After that, the teams face the "Final Risk," an obstacle course. In the first series, this consisted of a fairly simple task. One member from each team was placed inside a large fancy dress costume. The member from the team in the lead was placed directly at the start line, while the other two teams were placed further back based on how far they are trailing the lead team. As well as the obstacles of the course the players also had things thrown at them by the rest of the team members. The first player to complete the course, sit on their respective pyramid, and step on the buzzers (the same method of signalling as in the question rounds) and be joined by their teammates won the grand prize. Of the other two teams, the team with more points received a second-place prize, and the team with fewer points received a third-place prize.

In the second series, the final risk became more elaborate.
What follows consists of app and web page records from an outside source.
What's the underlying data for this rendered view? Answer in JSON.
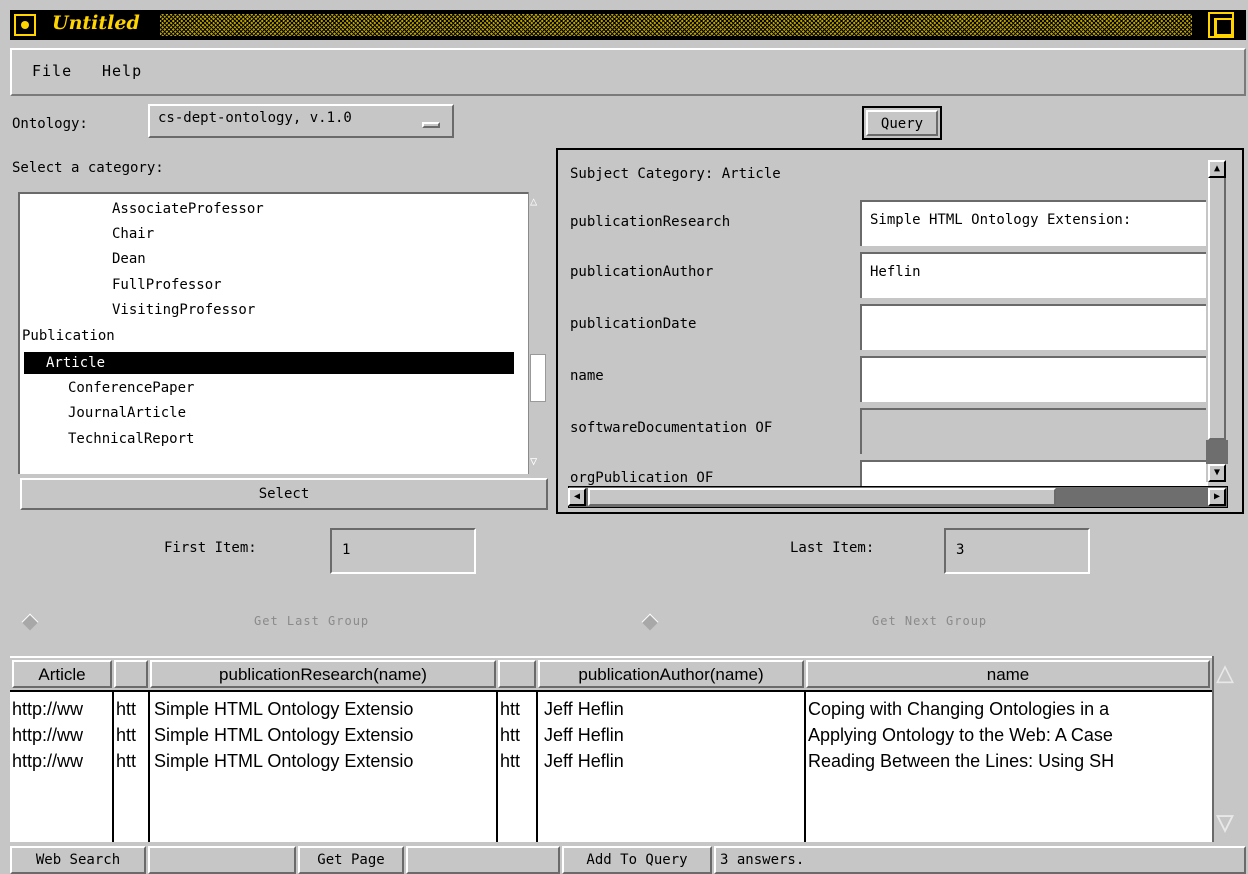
{
  "window": {
    "title": "Untitled"
  },
  "menu": {
    "file": "File",
    "help": "Help"
  },
  "ontology": {
    "label": "Ontology:",
    "value": "cs-dept-ontology, v.1.0"
  },
  "query_button": "Query",
  "category": {
    "label": "Select a category:",
    "items": [
      "AssociateProfessor",
      "Chair",
      "Dean",
      "FullProfessor",
      "VisitingProfessor",
      "Publication",
      "Article",
      "ConferencePaper",
      "JournalArticle",
      "TechnicalReport"
    ],
    "selected": "Article",
    "select_button": "Select"
  },
  "subject": {
    "label": "Subject Category: Article",
    "properties": [
      {
        "name": "publicationResearch",
        "value": "Simple HTML Ontology Extension:"
      },
      {
        "name": "publicationAuthor",
        "value": "Heflin"
      },
      {
        "name": "publicationDate",
        "value": ""
      },
      {
        "name": "name",
        "value": ""
      },
      {
        "name": "softwareDocumentation OF",
        "value": ""
      },
      {
        "name": "orgPublication OF",
        "value": ""
      }
    ]
  },
  "range": {
    "first_label": "First Item:",
    "first_value": "1",
    "last_label": "Last Item:",
    "last_value": "3",
    "last_group": "Get Last Group",
    "next_group": "Get Next Group"
  },
  "results": {
    "columns": [
      "Article",
      "",
      "publicationResearch(name)",
      "",
      "publicationAuthor(name)",
      "name"
    ],
    "rows": [
      [
        "http://ww",
        "htt",
        "Simple HTML Ontology Extensio",
        "htt",
        "Jeff Heflin",
        "Coping with Changing Ontologies in a"
      ],
      [
        "http://ww",
        "htt",
        "Simple HTML Ontology Extensio",
        "htt",
        "Jeff Heflin",
        "Applying Ontology to the Web: A Case"
      ],
      [
        "http://ww",
        "htt",
        "Simple HTML Ontology Extensio",
        "htt",
        "Jeff Heflin",
        "Reading Between the Lines: Using SH"
      ]
    ]
  },
  "status": {
    "web_search": "Web Search",
    "get_page": "Get Page",
    "add_to_query": "Add To Query",
    "answers": "3 answers."
  }
}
During the obstacle course, the players in fancy dress would have to pick up a block, and press a button. Once they'd done this, it released their two teammates who would have to obtain the other two blocks. One of these required climbing up an inflatable cone, on a revolving part of the stage and surrounded by moats of gunge, and the other was hidden in the gunge itself. The first team to acquire all 3 blocks and place them together would be the winner.

In later series the teams were reduced from 3 per team to 2, and the format of the "Final Risk" also changed. Whilst the obstacle course was maintained, at the end of it the team member in fancy dress would hand over to their teammate in normal uniform, and they would have to climb up a large inflatable slide next to the moat of gunge, whilst gunge was dropped on them from above. On reaching the top of the slide, they would raise a flag (signalling victory) then slide back down in to the moat of gunge at the bottom.
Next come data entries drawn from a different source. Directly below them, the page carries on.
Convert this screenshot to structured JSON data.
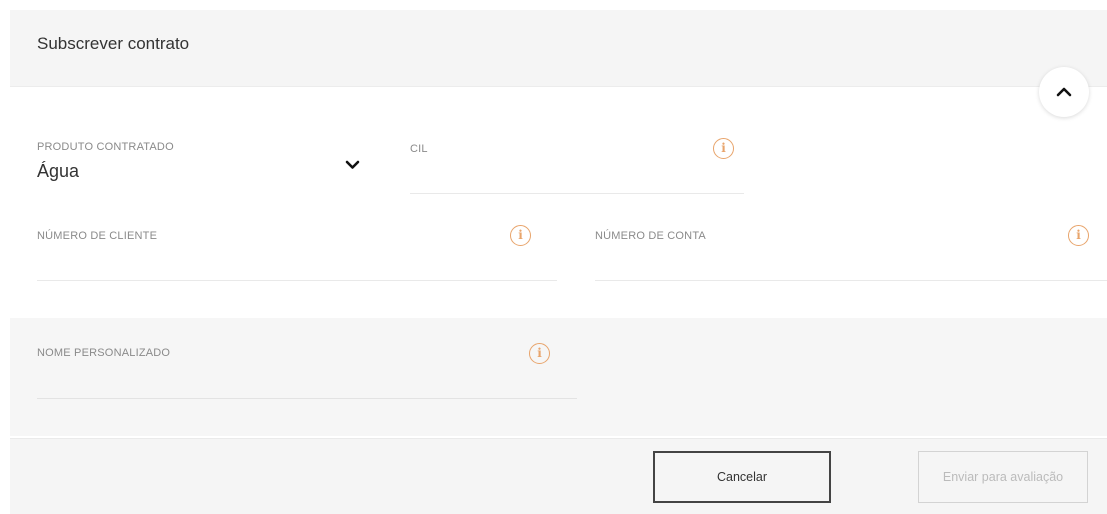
{
  "header": {
    "title": "Subscrever contrato",
    "collapse_icon": "chevron-up-icon"
  },
  "fields": {
    "produto": {
      "label": "PRODUTO CONTRATADO",
      "value": "Água",
      "icon": "chevron-down-icon"
    },
    "cil": {
      "label": "CIL",
      "value": "",
      "icon": "info-icon"
    },
    "numero_cliente": {
      "label": "NÚMERO DE CLIENTE",
      "value": "",
      "icon": "info-icon"
    },
    "numero_conta": {
      "label": "NÚMERO DE CONTA",
      "value": "",
      "icon": "info-icon"
    },
    "nome_personalizado": {
      "label": "NOME PERSONALIZADO",
      "value": "",
      "icon": "info-icon"
    }
  },
  "footer": {
    "cancel_label": "Cancelar",
    "submit_label": "Enviar para avaliação"
  },
  "colors": {
    "accent": "#e8a46b",
    "header_bg": "#f5f5f5",
    "border_dark": "#444444",
    "disabled_text": "#bbbbbb"
  }
}
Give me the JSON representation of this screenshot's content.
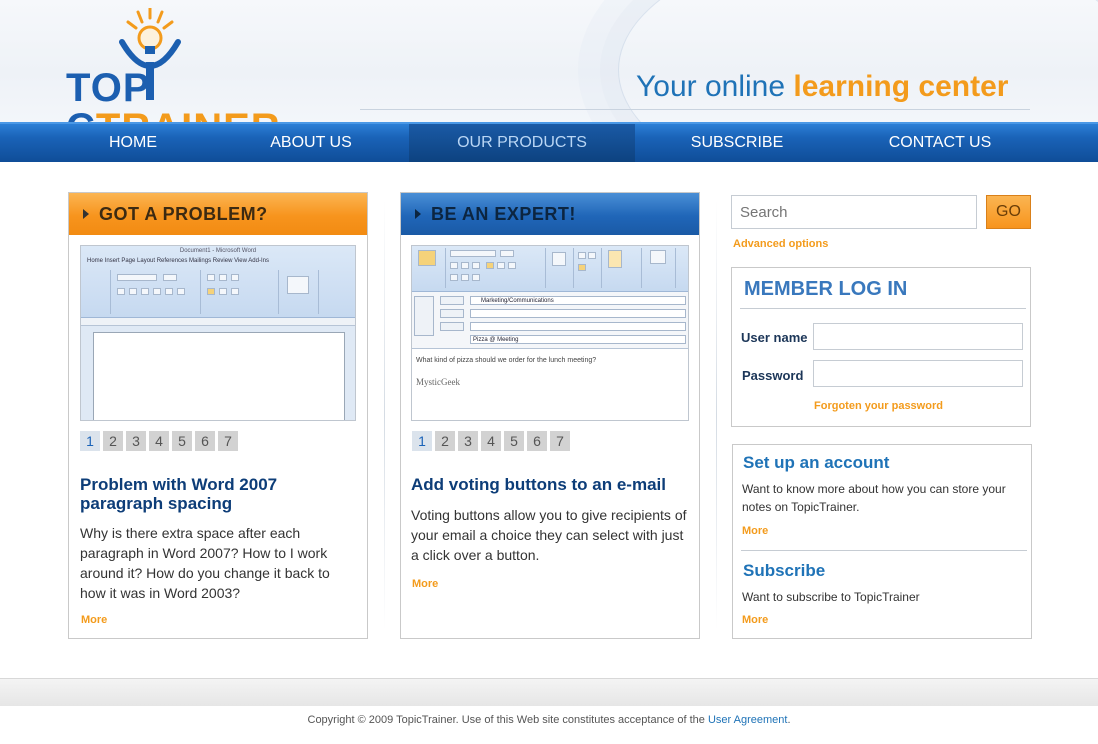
{
  "brand": {
    "logo_part1": "TOP",
    "logo_part2": "C",
    "logo_part3": "TRAINER",
    "tagline_part1": "Your online ",
    "tagline_part2": "learning center",
    "colors": {
      "blue": "#1c5fb0",
      "orange": "#f39b1c",
      "nav": "#1a63b8"
    }
  },
  "nav": {
    "items": [
      {
        "label": "HOME"
      },
      {
        "label": "ABOUT US"
      },
      {
        "label": "OUR PRODUCTS",
        "active": true
      },
      {
        "label": "SUBSCRIBE"
      },
      {
        "label": "CONTACT US"
      }
    ]
  },
  "panel1": {
    "heading": "GOT A PROBLEM?",
    "pages": [
      "1",
      "2",
      "3",
      "4",
      "5",
      "6",
      "7"
    ],
    "title": "Problem with Word 2007 paragraph spacing",
    "body": "Why is there extra space after each paragraph in Word 2007? How to I work around it? How do you change it back to how it was in Word 2003?",
    "more": "More",
    "shot_title": "Document1 - Microsoft Word",
    "shot_tabs": "Home   Insert   Page Layout   References   Mailings   Review   View   Add-Ins"
  },
  "panel2": {
    "heading": "BE AN EXPERT!",
    "pages": [
      "1",
      "2",
      "3",
      "4",
      "5",
      "6",
      "7"
    ],
    "title": "Add voting buttons to an e-mail",
    "body": "Voting buttons allow you to give recipients of your email a choice they can select with just a click over a button.",
    "more": "More",
    "shot_to": "Marketing/Communications",
    "shot_subject": "Pizza @ Meeting",
    "shot_message": "What kind of pizza should we order for the lunch meeting?",
    "shot_signature": "MysticGeek"
  },
  "search": {
    "placeholder": "Search",
    "go": "GO",
    "advanced": "Advanced options"
  },
  "login": {
    "title": "MEMBER LOG IN",
    "username_label": "User name",
    "password_label": "Password",
    "forgot": "Forgoten your password"
  },
  "info": {
    "account_title": "Set up an account",
    "account_body": "Want to know more about how you can store your notes on TopicTrainer.",
    "account_more": "More",
    "subscribe_title": "Subscribe",
    "subscribe_body": "Want to subscribe to TopicTrainer",
    "subscribe_more": "More"
  },
  "footer": {
    "text": "Copyright © 2009 TopicTrainer. Use of this Web site constitutes acceptance of the ",
    "link": "User Agreement",
    "end": "."
  }
}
At first contestants wore uniforms consisting of grey T-shirts with the "Run the Risk" logo on the back, in either red, yellow or blue depending on what team they were in, and blue shorts. In later series' the T-shirts were changed from being grey to predominantly in their team colour, again with blue or black shorts.

Celebrity Specials[edit]

Every Christmas, celebrity Specials were held. These normally consisted of one episode where the teams were made up of a mixture of Celebrities and children, and one episode where all of the teams were made up of celebrities. The celebrities were usually Children's Television presenters, Soap stars or up and coming Pop Stars. Some of the celebrities who appeared included:

1992

1993

1994

1995

Transmissions[edit]

Series Start date End date Episodes
1 26 September 1992[1] 10 April 1993[2] 22
2 2 October 1993[3] 16 April 1994[4] 19
3 15 October 1994[5] 31 December 1994[6] 10
4 23 September 1995[7] 30 December 1995[8] 10
5 21 September 1996[9] 28 December 1996[10] 8

References[edit]

  1. ^ "Run the Risk - BBC One London - 26 September 1992". BBC Genome Project. Retrieved 9 May 2016.
  2. ^ "Run the Risk - BBC One London - 10 April 1993". BBC Genome Project. Retrieved 9 May 2016.
  3. ^ "Run the Risk - BBC One London - 2 October 1993". BBC Genome Project. Retrieved 9 May 2016.
  4. ^ "Run the Risk - BBC One London - 16 April 1994". BBC Genome Project. Retrieved 9 May 2016.
  5. ^ "Run the Risk - BBC One London - 15 October 1994". BBC Genome Project. Retrieved 9 May 2016.
  6. ^ "Run the Risk - BBC One London - 31 December 1994". BBC Genome Project. Retrieved 9 May 2016.
  7. ^ "Run the Risk - BBC One London - 23 September 1995". BBC Genome Project. Retrieved 9 May 2016.
  8. ^ "Run the Risk - BBC One London - 30 December 1995". BBC Genome Project. Retrieved 9 May 2016.
  9. ^ "Run the Risk - BBC One London - 21 September 1996". BBC Genome Project. Retrieved 9 May 2016.
  10. ^ "Run the Risk - BBC One London - 28 December 1996". BBC Genome Project. Retrieved 9 May 2016.

External links[edit]